The Timmins Mining Camp encompasses the eastern extents of the Abitibi greenstone belt in Ontario, which is overlain and intruded by Southern Province sedimentary and mafic intrusive rock, that are in turn overlain by Paleozoic carbonate-clastic sedimentary rocks and Quaternary glacial deposits. One main geologic feature has been successfully targeted for economic mineral deposits in the Timmins area over the past 100 years; the Porcupine–Destor Deformation Zone. Gold Mineralization Associated with the Porcupine-Destor Deformation Zone Gold mineralization in some of the producing mines in the Timmins Mining Camp is associated with the Porcupine–Destor Deformation Zone (PDDZ). The PDDZ is a major structural corridor that transects much of the Abitibi greenstone belt and is a long-lived composite deformation zone of early fold-thrust nappes and later transpressive fault arrays (Snyder et al. 2008). It is characterized by a broad, ductile to brittle-ductile, generally south-over-north vergent deformation zone that juxtaposes Abitibi volcano-sedimentary assemblages of different ages. North of the fault 2 distinct packages of mainly metasedimentary rocks are locally preserved, the older Porcupine (2690–2685 Ma, Houlé et al. 2008) and younger Timiskaming (2676–2670 Ma, Houlé et al. 2008) assemblages. Both packages of rocks were deposited while the PDDZ was active. Gold mineralization associated with the PDDZ in is characterized by quartz-carbonate vein systems typically caught up in faults associated with the later phases of deformation in the PDDZ. They affect even the youngest Timiskaming assemblage clastic sedimentary and felsic intrusive rocks, as well as the older supracrustal assemblages. Mineralized veins are commonly enveloped in wide carbonate alteration halos.

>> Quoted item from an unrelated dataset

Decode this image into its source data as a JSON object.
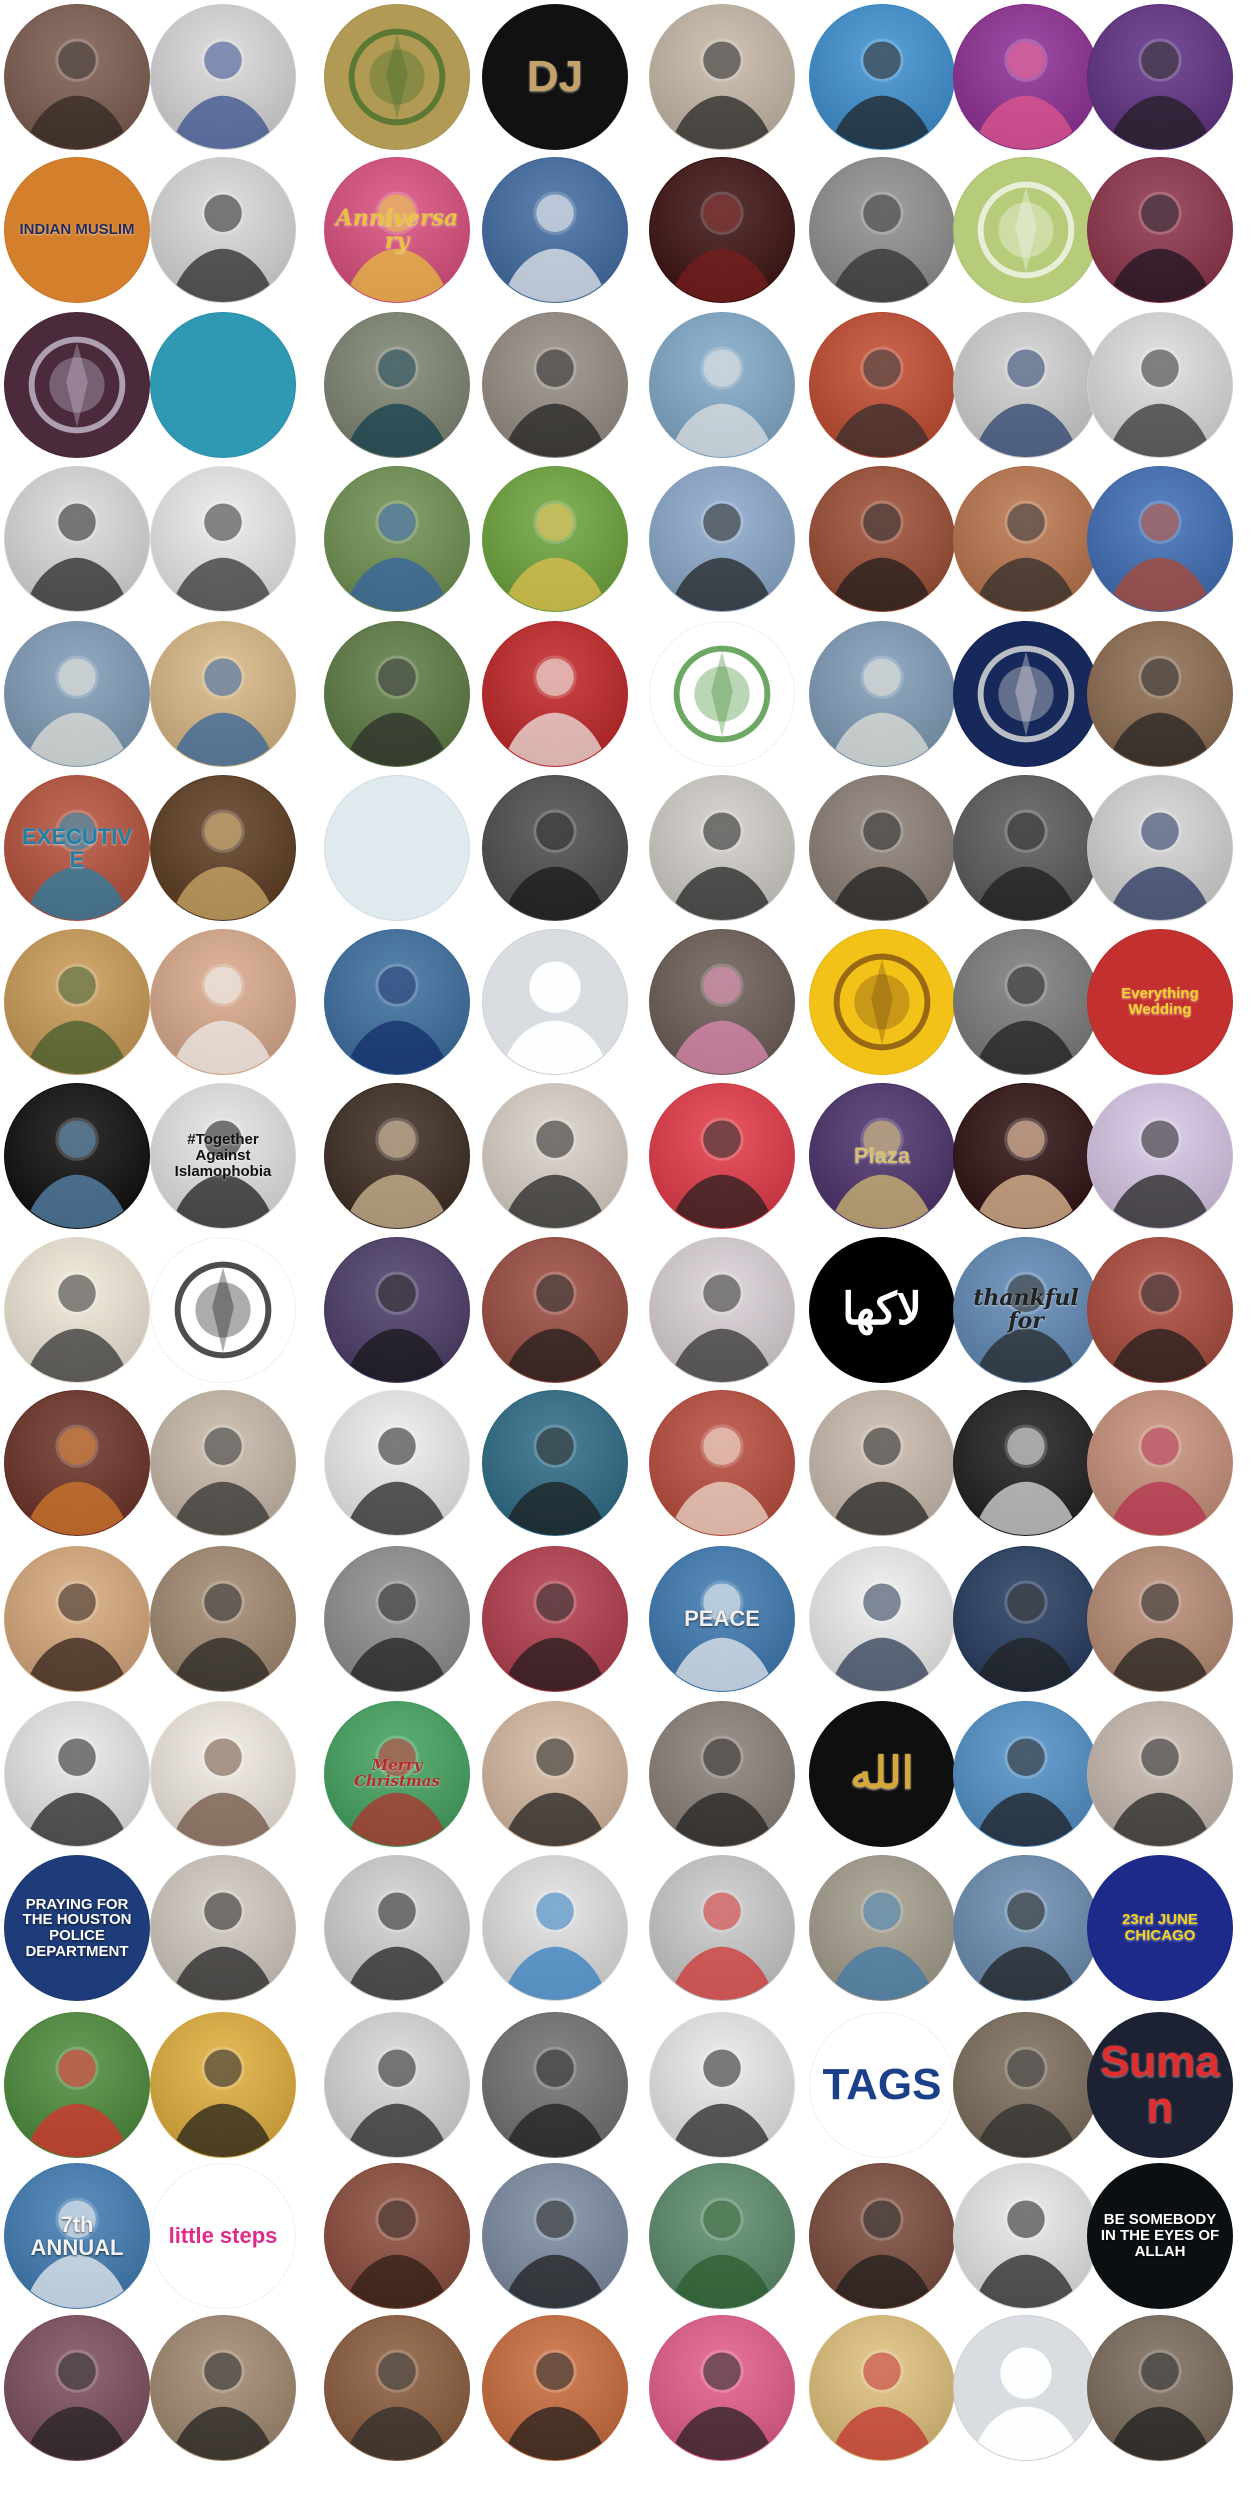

Adapted From: Guindon, D.L., Farrow, D.G., Hall, L.A.F., Daniels, C.M., Debicki, R.L., Wilson, A.C., Bardeggia, L.A. and Sabiri, N. 2016. Report of Activities 2015, Resident Geologist Program, Kirkland Lake Regional Resident Geologist Report: Kirkland Lake and Sudbury Districts; Ontario Geological Survey, Open File Report 6318, 106p.